One of the reasons public clouds are so popular with developers is that they allows developers to experiment easily. Developers can work on an application without having to engage an internal IT organization to provision hardware. But that construct becomes a challenge when the application a developer wants to build is designed to run an instance of Kubernetes container orchestration engine running on a bare-metal server. There are plenty of instances of Kubernetes running on a virtual machine, but many developers of cloud-native applications based on containers are trying to eliminate the need for virtual machines altogether.

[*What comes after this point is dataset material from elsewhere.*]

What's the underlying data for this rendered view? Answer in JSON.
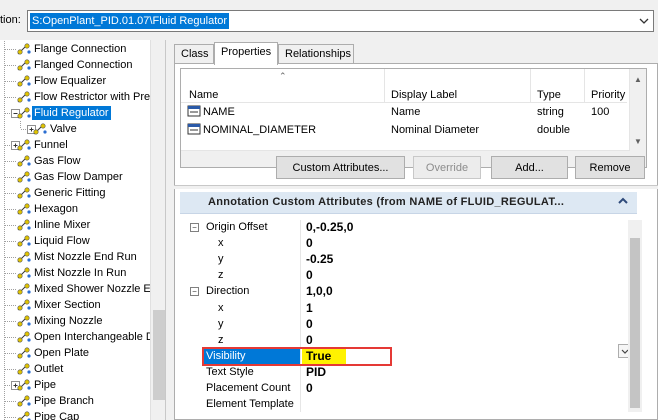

To provide developers with more access to bare metal servers on demand, The Cloud Native Computing Foundation (CNCF) this week announced an alliance with Packet under which the provider of hosting services will make available a CNCF Community Infrastructure Lab that makes $25,000 worth of compute resources per month available to developers.
Dan Kohn, executive director of the CNCF, says via this alliance with Packet, the CNCF is hoping to expose developers who are building applications based on microservices to Kubernetes. Meanwhile, Packet CEO Zachary Smith acknowledges that the hosting service provider has a vested interest in seeing more applications deployed on bare-metal servers rather than on a virtual machine that might be hosted in public cloud.
While most containers today are deployed on virtual machines or in a platform-as-a-service (PaaS) environment, there is a general expectation that many more of them will run on bare-metal servers as more organizations become familiar with clusters such as Kubernetes. Today most organizations are typically able to deploy four or six containers per virtual machine, which on average are deployed at a rate of about two dozen per modern server. In contrast, hundreds of containers can easily be hosted on a single bare-metal server running Kubernetes. Given that level of server utilization, the economics of deploying containers on a bare-metal server become difficult to ignore.
Packet is making the CNCF Community Infrastructure Lab available across 15 global locations, each of which enables developers to announce their own IP space as well as provide support for BGP/Anycast and a native implementation of IPv6. developers can choose from five different server configurations based on the size of the environment required, platform features and whether they prefer x86 or ARMv8 processors. Each bare-metal configuration is API-driven and cloud-native friendly, and takes less than 10 minutes to deploy. The only major requirement imposed by the CNCF is that all the code being run on the CNCF Community Infrastructure Lab needs to be 100 percent open-source.
Developers have flocked to containers primarily because they make it easier to package and deploy applications. But there’s also clearly a significant potential economic bet afforded by the potential to eliminate virtual machines altogether. Naturally, not every IT organization has reached a point where it would consider such a move. But as is often the case, IT organizations need to find some way to experiment with the art of the container possible in a way that incurs the least amount of economic risk.